1949 The New York Central Railroad abandons its line to Sackets Harbor

1955 Madison Baracks is sold to a private individual, Augsbury Oil Co.

1972 CBS Newscaster, Haywood Halebroom, visits Sackets Harbor during an ice fishing derby

1974 The Sackets Harbor Battlefield is listed on the National Register of Historic Places

1975 The Sackets Harbor Historical Society is created by village residents to promote the history of the

village

1978 The village begins work to be designated as a New York State Urban Cultural Park

1985 Sackets Harbor Sentinel Marching Band performs at Disney World in Florida

1986 Two developers from Long Island purchase Madison Barracks and begin a massive clean up

1987 Governor Mario Cuomo visits Sackets Harbor during Can Am Festival

1989 “Good Morning America”, with Al Rowker, telecasts from the New York State Battlefield

1990s Old McDonald’s Farm, outside of Sackets Harbor, opens for business

1995 The Sackets Harbor Urban Cultural Park Visitors’ Center opens in the Augustus Sacket home on

W. Main Street

2000 Seaway Trail Discovery Center opens in the old Union Hotel building

2002 Association Island developers in Henderson Harbor open an RV Resort Park

2003 “Sackets Six” are identified as the owners of the 2003 Kentucky Derby - Preakness winner, “Funny

Cide”

2004 Senator Hillary Clinton visits Sackets Harbor and presents a check for the water district at Ontario

Shores

2005 The former Hooker House is renovated and becomes the AANNY Art Center

2010 Funny Cide visits Sackets Harbor and is on display at the Visitors’ Center.
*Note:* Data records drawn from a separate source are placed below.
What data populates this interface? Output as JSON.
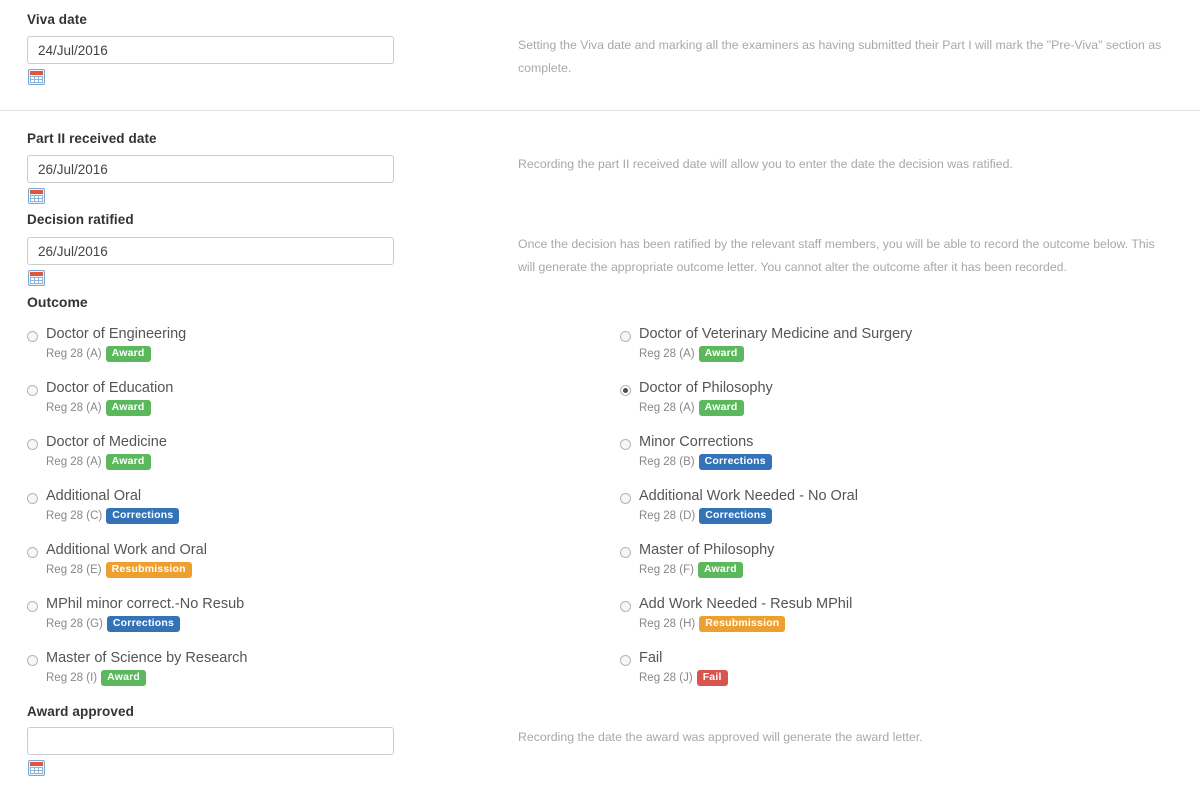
{
  "sections": {
    "viva": {
      "label": "Viva date",
      "value": "24/Jul/2016",
      "placeholder": "",
      "help": "Setting the Viva date and marking all the examiners as having submitted their Part I will mark the \"Pre-Viva\" section as complete."
    },
    "part2": {
      "label": "Part II received date",
      "value": "26/Jul/2016",
      "placeholder": "",
      "help": "Recording the part II received date will allow you to enter the date the decision was ratified."
    },
    "ratified": {
      "label": "Decision ratified",
      "value": "26/Jul/2016",
      "placeholder": "",
      "help": "Once the decision has been ratified by the relevant staff members, you will be able to record the outcome below. This will generate the appropriate outcome letter. You cannot alter the outcome after it has been recorded."
    },
    "award_approved": {
      "label": "Award approved",
      "value": "",
      "placeholder": "",
      "help": "Recording the date the award was approved will generate the award letter."
    }
  },
  "outcome": {
    "title": "Outcome",
    "left": [
      {
        "label": "Doctor of Engineering",
        "reg": "Reg 28 (A)",
        "badge": "Award",
        "badge_type": "award",
        "selected": false
      },
      {
        "label": "Doctor of Education",
        "reg": "Reg 28 (A)",
        "badge": "Award",
        "badge_type": "award",
        "selected": false
      },
      {
        "label": "Doctor of Medicine",
        "reg": "Reg 28 (A)",
        "badge": "Award",
        "badge_type": "award",
        "selected": false
      },
      {
        "label": "Additional Oral",
        "reg": "Reg 28 (C)",
        "badge": "Corrections",
        "badge_type": "corrections",
        "selected": false
      },
      {
        "label": "Additional Work and Oral",
        "reg": "Reg 28 (E)",
        "badge": "Resubmission",
        "badge_type": "resub",
        "selected": false
      },
      {
        "label": "MPhil minor correct.-No Resub",
        "reg": "Reg 28 (G)",
        "badge": "Corrections",
        "badge_type": "corrections",
        "selected": false
      },
      {
        "label": "Master of Science by Research",
        "reg": "Reg 28 (I)",
        "badge": "Award",
        "badge_type": "award",
        "selected": false
      }
    ],
    "right": [
      {
        "label": "Doctor of Veterinary Medicine and Surgery",
        "reg": "Reg 28 (A)",
        "badge": "Award",
        "badge_type": "award",
        "selected": false
      },
      {
        "label": "Doctor of Philosophy",
        "reg": "Reg 28 (A)",
        "badge": "Award",
        "badge_type": "award",
        "selected": true
      },
      {
        "label": "Minor Corrections",
        "reg": "Reg 28 (B)",
        "badge": "Corrections",
        "badge_type": "corrections",
        "selected": false
      },
      {
        "label": "Additional Work Needed - No Oral",
        "reg": "Reg 28 (D)",
        "badge": "Corrections",
        "badge_type": "corrections",
        "selected": false
      },
      {
        "label": "Master of Philosophy",
        "reg": "Reg 28 (F)",
        "badge": "Award",
        "badge_type": "award",
        "selected": false
      },
      {
        "label": "Add Work Needed - Resub MPhil",
        "reg": "Reg 28 (H)",
        "badge": "Resubmission",
        "badge_type": "resub",
        "selected": false
      },
      {
        "label": "Fail",
        "reg": "Reg 28 (J)",
        "badge": "Fail",
        "badge_type": "fail",
        "selected": false
      }
    ]
  },
  "icons": {
    "calendar": "calendar-icon"
  },
  "colors": {
    "award": "#5cb85c",
    "corrections": "#3573b9",
    "resubmission": "#eda030",
    "fail": "#d9534f",
    "border": "#cccccc",
    "help_text": "#a8a8a8"
  }
}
Additionally, the

Madison Barracks Steel Water Tower is permanently removed